# [Dataset entries]
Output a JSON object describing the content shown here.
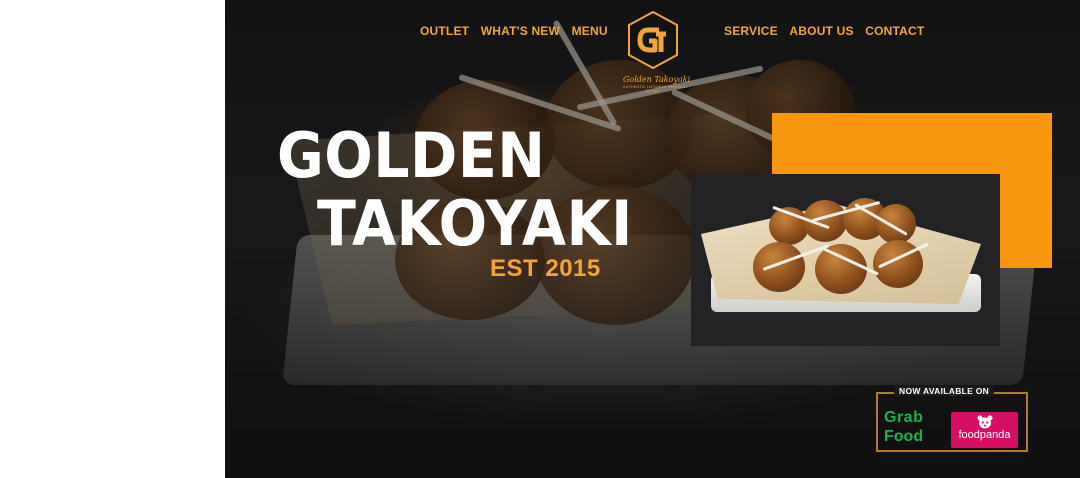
{
  "nav": {
    "left": [
      "OUTLET",
      "WHAT'S NEW",
      "MENU"
    ],
    "right": [
      "SERVICE",
      "ABOUT US",
      "CONTACT"
    ]
  },
  "logo": {
    "name": "Golden Takoyaki",
    "tagline": "AUTHENTIC JAPANESE TAKOYAKI",
    "est": "EST 2015"
  },
  "hero": {
    "title_line1": "GOLDEN",
    "title_line2": "TAKOYAKI",
    "est": "EST 2015"
  },
  "availability": {
    "label": "NOW AVAILABLE ON",
    "grab_line1": "Grab",
    "grab_line2": "Food",
    "foodpanda": "foodpanda"
  },
  "colors": {
    "accent": "#f2a43a",
    "orange_block": "#f8960e",
    "grabfood": "#1fb04b",
    "foodpanda": "#d70f64"
  },
  "icons": [
    "golden-takoyaki-logo",
    "foodpanda-panda-icon"
  ]
}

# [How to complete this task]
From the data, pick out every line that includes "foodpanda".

# [Exercise result]
    "foodpanda": "foodpanda"
    "foodpanda": "#d70f64"
    "foodpanda-panda-icon"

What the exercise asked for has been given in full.